## YOUR INSTRUCTIONS
Go over the data and copy out each line with "rund" in it.

## RECORDS SHOWN
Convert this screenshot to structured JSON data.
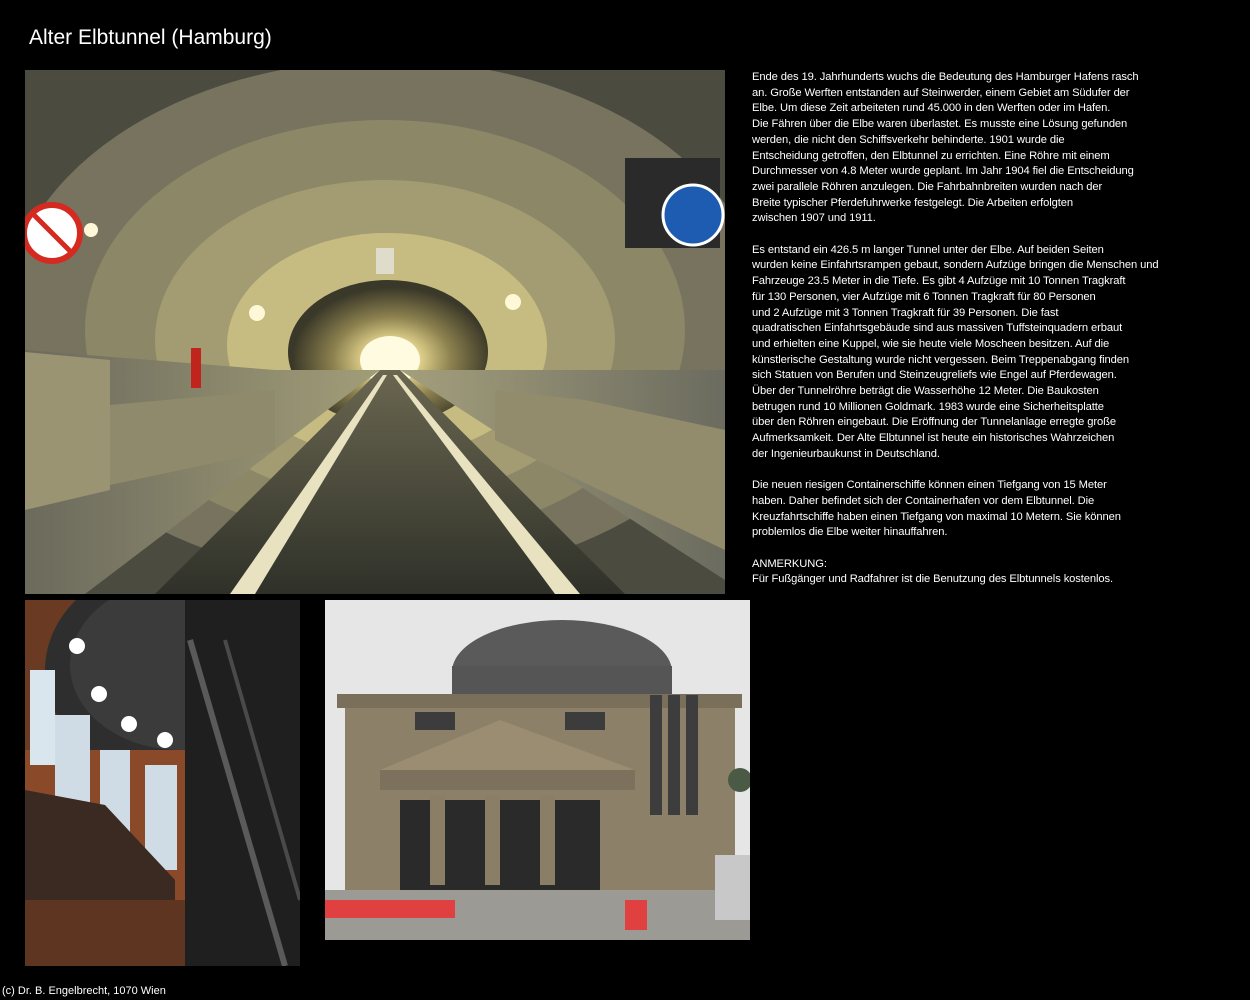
{
  "page": {
    "title": "Alter Elbtunnel (Hamburg)",
    "background_color": "#000000",
    "text_color": "#ffffff"
  },
  "photos": {
    "tunnel": {
      "subject": "tunnel-interior-photo"
    },
    "dome": {
      "subject": "shaft-dome-interior-photo"
    },
    "building": {
      "subject": "entrance-building-photo"
    }
  },
  "description": {
    "paragraphs": [
      "Ende des 19. Jahrhunderts wuchs die Bedeutung des Hamburger Hafens rasch\nan. Große Werften entstanden auf Steinwerder, einem Gebiet am Südufer der\nElbe. Um diese Zeit arbeiteten rund 45.000 in den Werften oder im Hafen.\nDie Fähren über die Elbe waren überlastet. Es musste eine Lösung gefunden\nwerden, die nicht den Schiffsverkehr behinderte. 1901 wurde die\nEntscheidung getroffen, den Elbtunnel zu errichten. Eine Röhre mit einem\nDurchmesser von 4.8 Meter wurde geplant. Im Jahr 1904 fiel die Entscheidung\nzwei parallele Röhren anzulegen. Die Fahrbahnbreiten wurden nach der\nBreite typischer Pferdefuhrwerke festgelegt. Die Arbeiten erfolgten\nzwischen 1907 und 1911.",
      "Es entstand ein 426.5 m langer Tunnel unter der Elbe. Auf beiden Seiten\nwurden keine Einfahrtsrampen gebaut, sondern Aufzüge bringen die Menschen und\nFahrzeuge 23.5 Meter in die Tiefe. Es gibt 4 Aufzüge mit 10 Tonnen Tragkraft\nfür 130 Personen, vier Aufzüge mit 6 Tonnen Tragkraft für 80 Personen\nund 2 Aufzüge mit 3 Tonnen Tragkraft für 39 Personen. Die fast\nquadratischen Einfahrtsgebäude sind aus massiven Tuffsteinquadern erbaut\nund erhielten eine Kuppel, wie sie heute viele Moscheen besitzen. Auf die\nkünstlerische Gestaltung wurde nicht vergessen. Beim Treppenabgang finden\nsich Statuen von Berufen und Steinzeugreliefs wie Engel auf Pferdewagen.\nÜber der Tunnelröhre beträgt die Wasserhöhe 12 Meter. Die Baukosten\nbetrugen rund 10 Millionen Goldmark. 1983 wurde eine Sicherheitsplatte\nüber den Röhren eingebaut. Die Eröffnung der Tunnelanlage erregte große\nAufmerksamkeit. Der Alte Elbtunnel ist heute ein historisches Wahrzeichen\nder Ingenieurbaukunst in Deutschland.",
      "Die neuen riesigen Containerschiffe können einen Tiefgang von 15 Meter\nhaben. Daher befindet sich der Containerhafen vor dem Elbtunnel. Die\nKreuzfahrtschiffe haben einen Tiefgang von maximal 10 Metern. Sie können\nproblemlos die Elbe weiter hinauffahren.",
      "ANMERKUNG:\nFür Fußgänger und Radfahrer ist die Benutzung des Elbtunnels kostenlos."
    ]
  },
  "footer": {
    "copyright": "(c) Dr. B. Engelbrecht, 1070 Wien"
  }
}
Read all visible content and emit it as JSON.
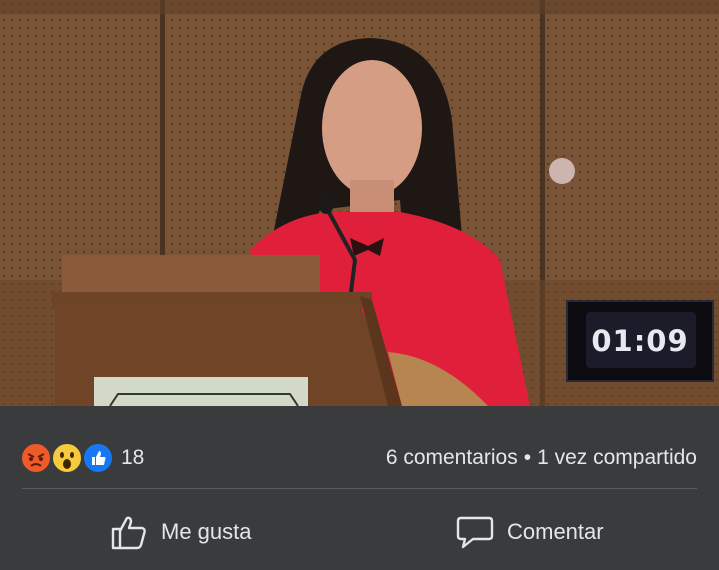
{
  "video": {
    "timer": "01:09"
  },
  "post": {
    "reaction_icons": [
      "angry-icon",
      "wow-icon",
      "like-icon"
    ],
    "reaction_count": "18",
    "comments": "6 comentarios",
    "separator": "•",
    "shares": "1 vez compartido"
  },
  "actions": {
    "like_label": "Me gusta",
    "comment_label": "Comentar"
  },
  "colors": {
    "background": "#3a3b3d",
    "text": "#e4e6eb",
    "like_blue": "#1877f2",
    "angry": "#f05a28",
    "wow": "#f7c93c",
    "jacket_red": "#e0203a"
  }
}
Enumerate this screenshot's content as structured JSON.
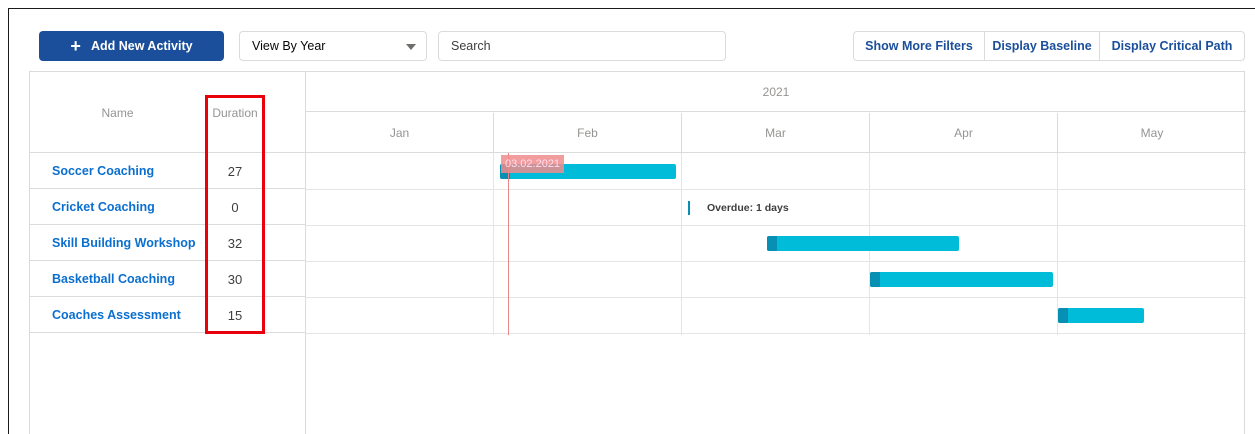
{
  "toolbar": {
    "add_label": "Add New Activity",
    "view_select_value": "View By Year",
    "search_placeholder": "Search",
    "show_filters_label": "Show More Filters",
    "display_baseline_label": "Display Baseline",
    "display_critical_path_label": "Display Critical Path"
  },
  "grid": {
    "name_header": "Name",
    "duration_header": "Duration",
    "rows": [
      {
        "name": "Soccer Coaching",
        "duration": "27"
      },
      {
        "name": "Cricket Coaching",
        "duration": "0"
      },
      {
        "name": "Skill Building Workshop",
        "duration": "32"
      },
      {
        "name": "Basketball Coaching",
        "duration": "30"
      },
      {
        "name": "Coaches Assessment",
        "duration": "15"
      }
    ]
  },
  "timeline": {
    "year": "2021",
    "months": [
      "Jan",
      "Feb",
      "Mar",
      "Apr",
      "May"
    ],
    "today_label": "03.02.2021",
    "overdue_text": "Overdue: 1 days"
  },
  "colors": {
    "primary": "#1b4f9b",
    "link": "#0b6fcf",
    "bar": "#00bcd9",
    "bar_start": "#0790b3",
    "highlight": "#e8000b",
    "today": "#e88787"
  }
}
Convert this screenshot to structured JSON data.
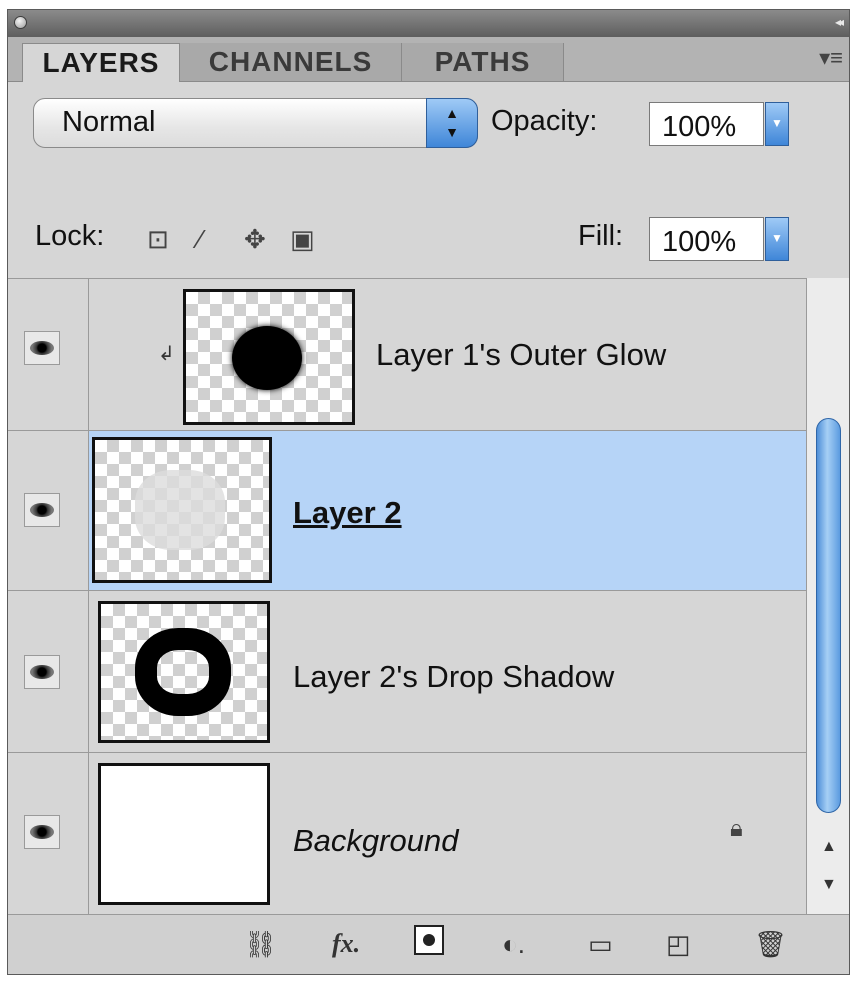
{
  "tabs": [
    {
      "label": "LAYERS"
    },
    {
      "label": "CHANNELS"
    },
    {
      "label": "PATHS"
    }
  ],
  "blend": {
    "mode": "Normal"
  },
  "opacity": {
    "label": "Opacity:",
    "value": "100%"
  },
  "lock": {
    "label": "Lock:"
  },
  "fill": {
    "label": "Fill:",
    "value": "100%"
  },
  "layers": [
    {
      "name": "Layer 1's Outer Glow",
      "visible": true
    },
    {
      "name": "Layer 2",
      "visible": true,
      "selected": true
    },
    {
      "name": "Layer 2's Drop Shadow",
      "visible": true
    },
    {
      "name": "Background",
      "visible": true,
      "locked": true
    }
  ],
  "colors": {
    "selection": "#b6d4f7",
    "panel": "#d6d6d6",
    "accent": "#3f86d8"
  },
  "icons": [
    "eye-icon",
    "lock-icon",
    "link-icon",
    "fx-icon",
    "mask-icon",
    "adjustment-icon",
    "folder-icon",
    "new-layer-icon",
    "trash-icon"
  ]
}
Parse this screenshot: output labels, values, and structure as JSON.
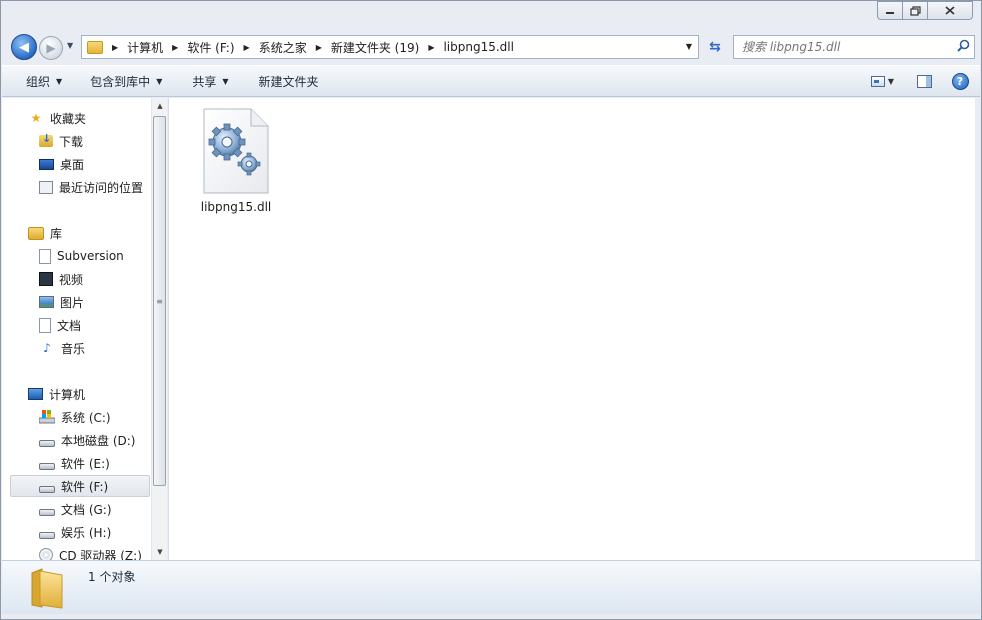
{
  "window": {
    "caption_buttons": [
      "minimize",
      "maximize",
      "close"
    ]
  },
  "nav": {
    "address_crumbs": [
      "计算机",
      "软件 (F:)",
      "系统之家",
      "新建文件夹 (19)",
      "libpng15.dll"
    ],
    "search_placeholder": "搜索 libpng15.dll"
  },
  "toolbar": {
    "organize": "组织",
    "include_in_library": "包含到库中",
    "share": "共享",
    "new_folder": "新建文件夹"
  },
  "sidebar": {
    "favorites": {
      "label": "收藏夹",
      "items": [
        {
          "label": "下载",
          "icon": "download-folder-icon"
        },
        {
          "label": "桌面",
          "icon": "desktop-icon"
        },
        {
          "label": "最近访问的位置",
          "icon": "recent-places-icon"
        }
      ]
    },
    "libraries": {
      "label": "库",
      "items": [
        {
          "label": "Subversion",
          "icon": "document-icon"
        },
        {
          "label": "视频",
          "icon": "video-icon"
        },
        {
          "label": "图片",
          "icon": "picture-icon"
        },
        {
          "label": "文档",
          "icon": "document-icon"
        },
        {
          "label": "音乐",
          "icon": "music-icon"
        }
      ]
    },
    "computer": {
      "label": "计算机",
      "items": [
        {
          "label": "系统 (C:)",
          "icon": "system-drive-icon"
        },
        {
          "label": "本地磁盘 (D:)",
          "icon": "drive-icon"
        },
        {
          "label": "软件 (E:)",
          "icon": "drive-icon"
        },
        {
          "label": "软件 (F:)",
          "icon": "drive-icon",
          "selected": true
        },
        {
          "label": "文档 (G:)",
          "icon": "drive-icon"
        },
        {
          "label": "娱乐 (H:)",
          "icon": "drive-icon"
        },
        {
          "label": "CD 驱动器 (Z:)",
          "icon": "cd-drive-icon"
        }
      ]
    }
  },
  "content": {
    "files": [
      {
        "name": "libpng15.dll",
        "icon": "dll-gear-file-icon"
      }
    ]
  },
  "details": {
    "summary": "1 个对象"
  },
  "colors": {
    "window_frame": "#e9edf3",
    "toolbar_text": "#1e2b3c",
    "accent_blue": "#2b6cc4",
    "selection_bg": "#e2e6ec"
  }
}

## WRITTEN RESPONSE
      "Ende des 19. Jahrhunderts wuchs die Bedeutung des Hamburger Hafens rasch\nan. Große Werften entstanden auf Steinwerder, einem Gebiet am Südufer der\nElbe. Um diese Zeit arbeiteten rund 45.000 in den Werften oder im Hafen.\nDie Fähren über die Elbe waren überlastet. Es musste eine Lösung gefunden\nwerden, die nicht den Schiffsverkehr behinderte. 1901 wurde die\nEntscheidung getroffen, den Elbtunnel zu errichten. Eine Röhre mit einem\nDurchmesser von 4.8 Meter wurde geplant. Im Jahr 1904 fiel die Entscheidung\nzwei parallele Röhren anzulegen. Die Fahrbahnbreiten wurden nach der\nBreite typischer Pferdefuhrwerke festgelegt. Die Arbeiten erfolgten\nzwischen 1907 und 1911.",
      "Es entstand ein 426.5 m langer Tunnel unter der Elbe. Auf beiden Seiten\nwurden keine Einfahrtsrampen gebaut, sondern Aufzüge bringen die Menschen und\nFahrzeuge 23.5 Meter in die Tiefe. Es gibt 4 Aufzüge mit 10 Tonnen Tragkraft\nfür 130 Personen, vier Aufzüge mit 6 Tonnen Tragkraft für 80 Personen\nund 2 Aufzüge mit 3 Tonnen Tragkraft für 39 Personen. Die fast\nquadratischen Einfahrtsgebäude sind aus massiven Tuffsteinquadern erbaut\nund erhielten eine Kuppel, wie sie heute viele Moscheen besitzen. Auf die\nkünstlerische Gestaltung wurde nicht vergessen. Beim Treppenabgang finden\nsich Statuen von Berufen und Steinzeugreliefs wie Engel auf Pferdewagen.\nÜber der Tunnelröhre beträgt die Wasserhöhe 12 Meter. Die Baukosten\nbetrugen rund 10 Millionen Goldmark. 1983 wurde eine Sicherheitsplatte\nüber den Röhren eingebaut. Die Eröffnung der Tunnelanlage erregte große\nAufmerksamkeit. Der Alte Elbtunnel ist heute ein historisches Wahrzeichen\nder Ingenieurbaukunst in Deutschland.",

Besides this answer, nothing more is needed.